• **Task to carry out**
Starting from the first line below, count every line holding the word "Types", then state the total alone.

———

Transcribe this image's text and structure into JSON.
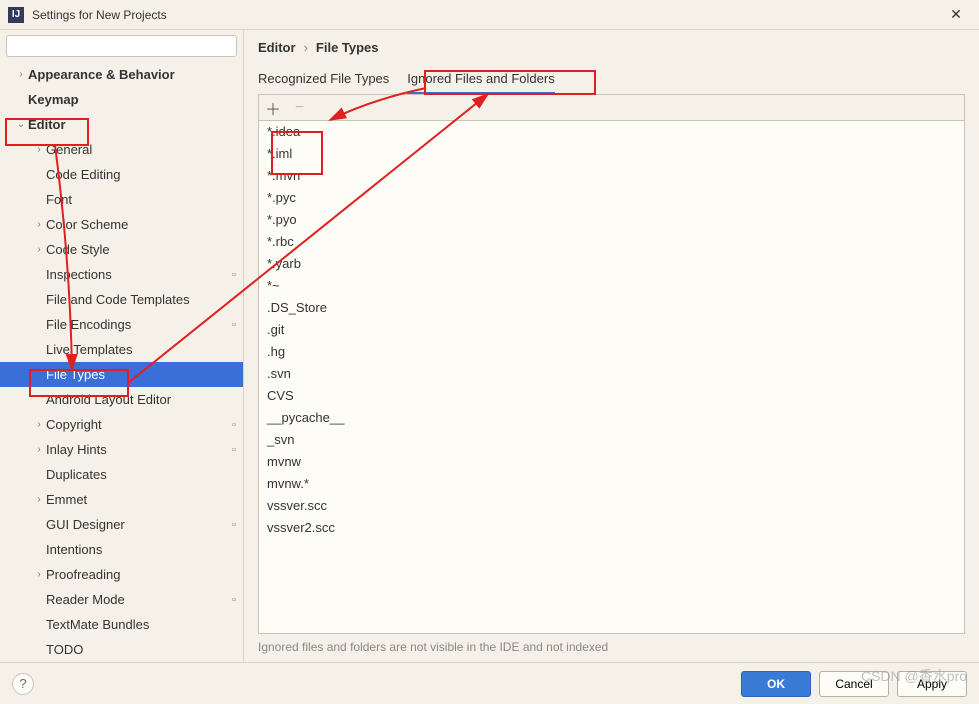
{
  "window": {
    "title": "Settings for New Projects"
  },
  "search": {
    "placeholder": ""
  },
  "breadcrumb": {
    "part1": "Editor",
    "sep": "›",
    "part2": "File Types"
  },
  "tabs": {
    "recognized": "Recognized File Types",
    "ignored": "Ignored Files and Folders"
  },
  "tree": [
    {
      "label": "Appearance & Behavior",
      "depth": 1,
      "chev": "›",
      "bold": true
    },
    {
      "label": "Keymap",
      "depth": 1,
      "chev": "",
      "bold": true
    },
    {
      "label": "Editor",
      "depth": 1,
      "chev": "⌄",
      "bold": true
    },
    {
      "label": "General",
      "depth": 2,
      "chev": "›"
    },
    {
      "label": "Code Editing",
      "depth": 2,
      "chev": ""
    },
    {
      "label": "Font",
      "depth": 2,
      "chev": ""
    },
    {
      "label": "Color Scheme",
      "depth": 2,
      "chev": "›"
    },
    {
      "label": "Code Style",
      "depth": 2,
      "chev": "›"
    },
    {
      "label": "Inspections",
      "depth": 2,
      "chev": "",
      "ext": true
    },
    {
      "label": "File and Code Templates",
      "depth": 2,
      "chev": ""
    },
    {
      "label": "File Encodings",
      "depth": 2,
      "chev": "",
      "ext": true
    },
    {
      "label": "Live Templates",
      "depth": 2,
      "chev": ""
    },
    {
      "label": "File Types",
      "depth": 2,
      "chev": "",
      "selected": true
    },
    {
      "label": "Android Layout Editor",
      "depth": 2,
      "chev": ""
    },
    {
      "label": "Copyright",
      "depth": 2,
      "chev": "›",
      "ext": true
    },
    {
      "label": "Inlay Hints",
      "depth": 2,
      "chev": "›",
      "ext": true
    },
    {
      "label": "Duplicates",
      "depth": 2,
      "chev": ""
    },
    {
      "label": "Emmet",
      "depth": 2,
      "chev": "›"
    },
    {
      "label": "GUI Designer",
      "depth": 2,
      "chev": "",
      "ext": true
    },
    {
      "label": "Intentions",
      "depth": 2,
      "chev": ""
    },
    {
      "label": "Proofreading",
      "depth": 2,
      "chev": "›"
    },
    {
      "label": "Reader Mode",
      "depth": 2,
      "chev": "",
      "ext": true
    },
    {
      "label": "TextMate Bundles",
      "depth": 2,
      "chev": ""
    },
    {
      "label": "TODO",
      "depth": 2,
      "chev": ""
    }
  ],
  "patterns": [
    "*.idea",
    "*.iml",
    "*.mvn",
    "*.pyc",
    "*.pyo",
    "*.rbc",
    "*.yarb",
    "*~",
    ".DS_Store",
    ".git",
    ".hg",
    ".svn",
    "CVS",
    "__pycache__",
    "_svn",
    "mvnw",
    "mvnw.*",
    "vssver.scc",
    "vssver2.scc"
  ],
  "hint": "Ignored files and folders are not visible in the IDE and not indexed",
  "buttons": {
    "ok": "OK",
    "cancel": "Cancel",
    "apply": "Apply"
  },
  "appIcon": "IJ",
  "watermark": "CSDN @香水pro"
}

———

• **Output of the exercise**
3